Prison labor makes a comeback
But this farming town of 1,500 wants its criminal element to stick around. Town leaders say they don't know what they will do without the free or ultra-cheap labor the jailbirds provide. "Oh my goodness, gracious, they are such an asset -- they are our public-works department," said Ms. Hall.
Last year, Charleston's prisoners did 39,337 hours of community work, prison officials say, roughly the equivalent of 19 full-timers.
When a minimum-security prison was built in downtown Wooster, Ohio, a decade ago, "we took a lot of heat" from people who didn't want it, says Capt. Charlie Hardman of the sheriff's department there. But now that budget cuts could close the facility, he says, "People are concerned. Who is going to pick up the litter?"

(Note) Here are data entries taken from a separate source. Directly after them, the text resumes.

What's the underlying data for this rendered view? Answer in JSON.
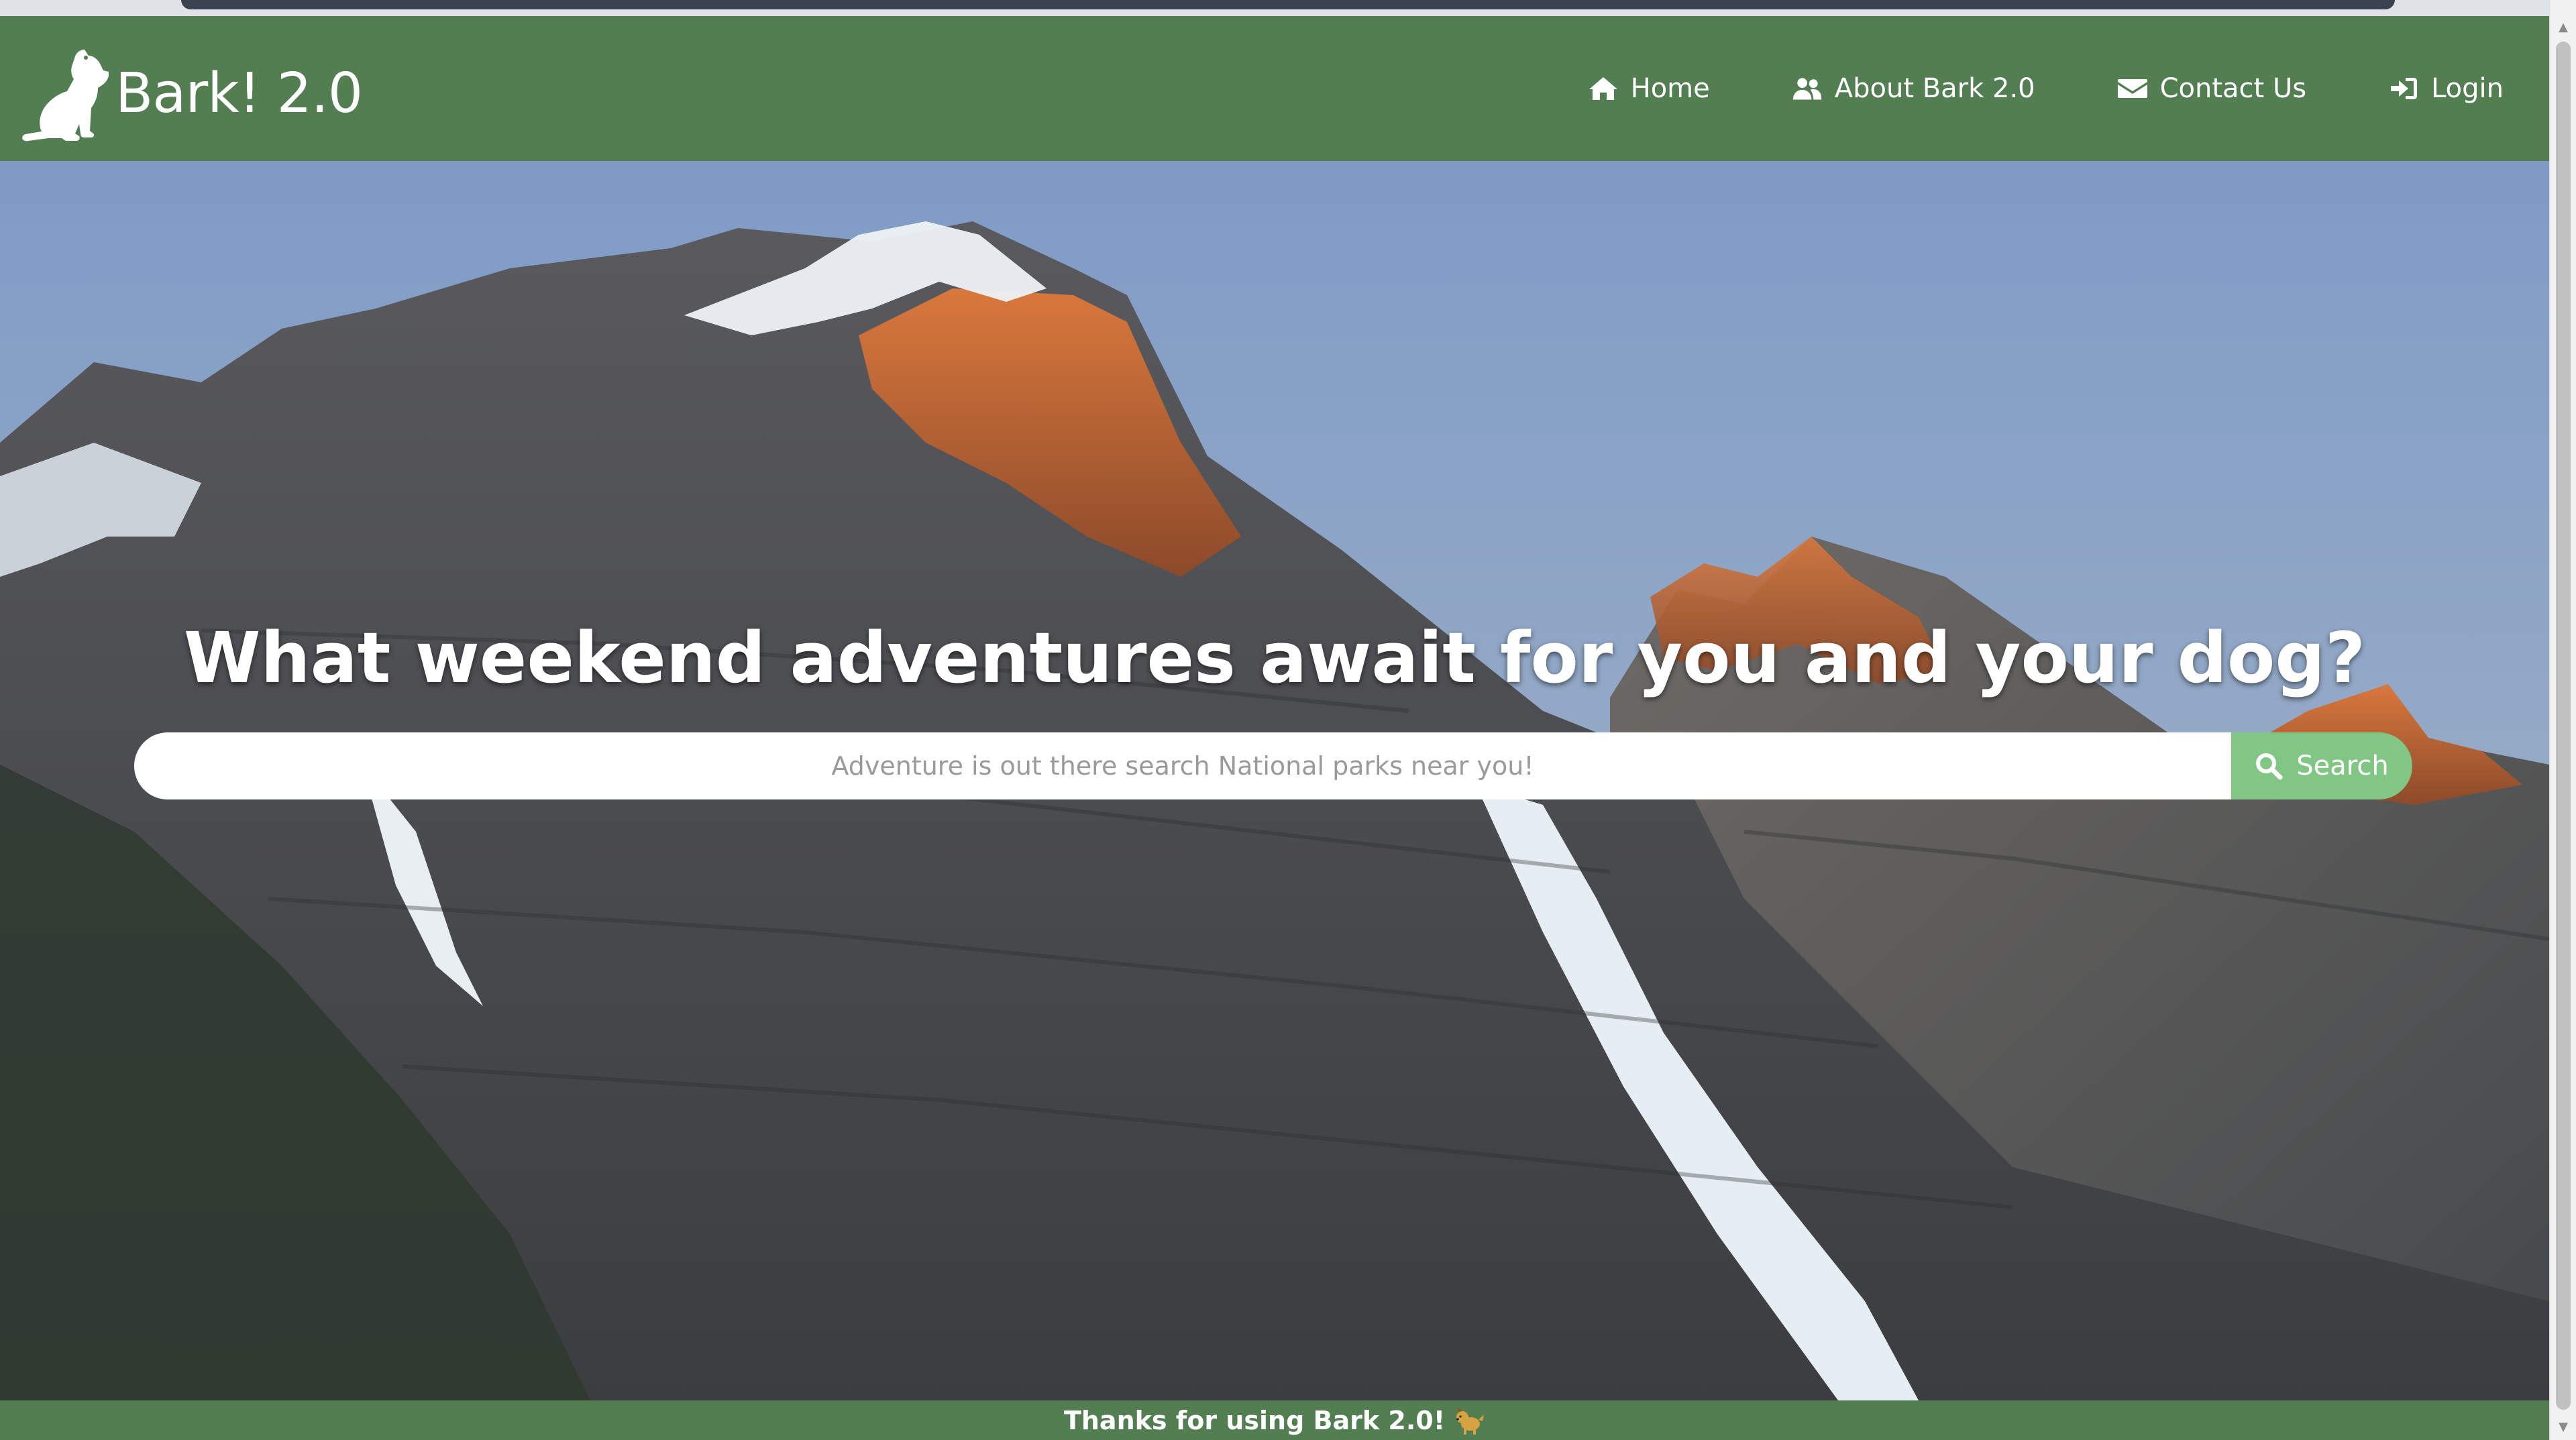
{
  "brand": {
    "name": "Bark! 2.0",
    "logo_icon": "dog-icon"
  },
  "nav": [
    {
      "label": "Home",
      "icon": "home-icon"
    },
    {
      "label": "About Bark 2.0",
      "icon": "users-icon"
    },
    {
      "label": "Contact Us",
      "icon": "envelope-icon"
    },
    {
      "label": "Login",
      "icon": "sign-in-icon"
    }
  ],
  "hero": {
    "headline": "What weekend adventures await for you and your dog?",
    "search": {
      "placeholder": "Adventure is out there search National parks near you!",
      "value": "",
      "button_label": "Search",
      "button_icon": "search-icon"
    }
  },
  "footer": {
    "text": "Thanks for using Bark 2.0!",
    "emoji_icon": "dog-emoji-icon"
  },
  "colors": {
    "navbar": "#527e52",
    "search_button": "#82c685",
    "text": "#ffffff"
  }
}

Why not view all of us as resources to be used as we best fit? Prison labor and robot labor eliminate the need for tiresome employees who hate their jobs, hate their lives and are consequently destructive.
It makes sense even further to go to a feudal system and enslave the chronically poor. They cannot manage their own lives, as is evidenced by the ghettos they create wherever they move. They cannot manage their own finances. They have trouble keeping jobs. Solution: tell them exactly what to do and provide a nice life for them via benevolent slavery.